At Environmental Hearing, Senator Promotes First-Ever CO2 Controls on Power Plants
Jun 28 2007
A practical solution to reduce air pollution and combat global warming from Sen. Tom Carper (D-Del.), chairman of a Senate clean air subcommittee, was featured at a hearing on power plant proposals held today by the Senate Environment and Public Works Committee (EPW).
Earlier this year, Sen. Carper introduced the Clean Air Planning Act of (CAPA) that has strict controls on mercury, ozone and acid rain pollution, and set the nation’s first carbon dioxide cap. This clean air bill has attracted wide support from utilities, environmental groups and bipartisan lawmakers seeking a consensus on new thoughtful and comprehensive clean air policy.
“Power plants are one of the largest sources of greenhouse gases, and the largest polluters of nitrogen oxide, sulfur dioxide and mercury,” Sen. Carper said. “As we develop an economy-wide solution to global warming, we must simultaneously enact stricter caps on mercury, nitrogen oxide and sulfur dioxide emitted from power plants nationwide.”
At today’s EPW hearing, Sen. Carper’s power plant proposal was praised by the Chairman of the Pacific, Gas and Electric Corporation who testified that “taking the approach called for in this (CAPA) legislation will create clarity for business; create focus for a comprehensive electric power strategy; provide linkage to other sectors of the economy and the world; and allow us to begin to change the U.S. emissions trajectory today. This is particularly important given the power sector accounts for approximately 1/3 of total U.S. greenhouse gas emissions.”
Specifically, Sen. Carper’s CAPA bill would:
- Cut sulfur dioxide (SO2) emissions by 82 percent by 2015. This acid-rain causing pollution would be cut from 11 million tons to a cap of 2 million tons by 2015.
- Cut emissions of nitrogen oxides (NOx) by 68 percent by 2015. Ozone pollution will be cut from 5 million tons to a cap of 1.6 million tons by 2015.
- Cut mercury emissions at each power plant by 90 percent in 2015. This is a stringent, yet achievable goal that would greatly reduce the risks this neurotoxin poses to children and pregnant women.

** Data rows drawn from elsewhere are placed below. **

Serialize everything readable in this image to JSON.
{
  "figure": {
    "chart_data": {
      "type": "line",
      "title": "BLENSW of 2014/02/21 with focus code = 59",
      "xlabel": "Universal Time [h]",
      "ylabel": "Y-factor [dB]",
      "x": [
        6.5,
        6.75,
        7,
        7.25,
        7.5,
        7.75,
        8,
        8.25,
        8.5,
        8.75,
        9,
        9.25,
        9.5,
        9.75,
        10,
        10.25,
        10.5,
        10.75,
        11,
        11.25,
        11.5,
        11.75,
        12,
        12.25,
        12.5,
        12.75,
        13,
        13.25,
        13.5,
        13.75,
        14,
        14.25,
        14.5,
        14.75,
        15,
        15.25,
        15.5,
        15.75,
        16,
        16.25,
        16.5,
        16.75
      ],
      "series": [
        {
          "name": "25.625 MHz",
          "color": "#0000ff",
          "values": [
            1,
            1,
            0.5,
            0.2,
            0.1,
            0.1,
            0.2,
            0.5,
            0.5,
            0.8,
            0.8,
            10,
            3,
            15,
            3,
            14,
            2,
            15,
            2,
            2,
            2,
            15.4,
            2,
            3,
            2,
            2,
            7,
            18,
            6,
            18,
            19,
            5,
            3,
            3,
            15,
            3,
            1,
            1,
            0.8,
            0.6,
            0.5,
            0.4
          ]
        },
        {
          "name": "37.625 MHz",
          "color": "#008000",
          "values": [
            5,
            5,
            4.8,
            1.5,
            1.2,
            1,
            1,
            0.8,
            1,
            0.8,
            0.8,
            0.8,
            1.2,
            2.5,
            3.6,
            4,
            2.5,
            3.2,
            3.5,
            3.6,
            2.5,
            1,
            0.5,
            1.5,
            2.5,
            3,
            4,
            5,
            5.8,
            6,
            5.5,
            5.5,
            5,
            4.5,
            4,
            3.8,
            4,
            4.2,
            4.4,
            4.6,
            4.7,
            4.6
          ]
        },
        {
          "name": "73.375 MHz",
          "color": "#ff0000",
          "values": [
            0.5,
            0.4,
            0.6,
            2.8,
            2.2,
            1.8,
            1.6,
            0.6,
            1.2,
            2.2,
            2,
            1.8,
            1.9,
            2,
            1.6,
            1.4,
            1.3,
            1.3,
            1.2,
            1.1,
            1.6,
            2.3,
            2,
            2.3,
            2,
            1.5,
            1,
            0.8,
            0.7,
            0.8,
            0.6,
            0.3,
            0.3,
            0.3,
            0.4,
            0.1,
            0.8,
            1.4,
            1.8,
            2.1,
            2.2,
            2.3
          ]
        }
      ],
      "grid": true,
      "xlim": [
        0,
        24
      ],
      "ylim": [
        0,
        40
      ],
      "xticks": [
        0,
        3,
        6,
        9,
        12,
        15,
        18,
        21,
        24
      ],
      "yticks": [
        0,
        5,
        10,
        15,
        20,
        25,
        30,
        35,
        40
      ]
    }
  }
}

- Implement a cap-and-trade program to reduce CO2 emissions. CO2 emissions would be capped at today’s levels in 2012. Power plants would then reduce CO2 emissions to achieve at least a 57 percent reduction from today’s levels by 2050.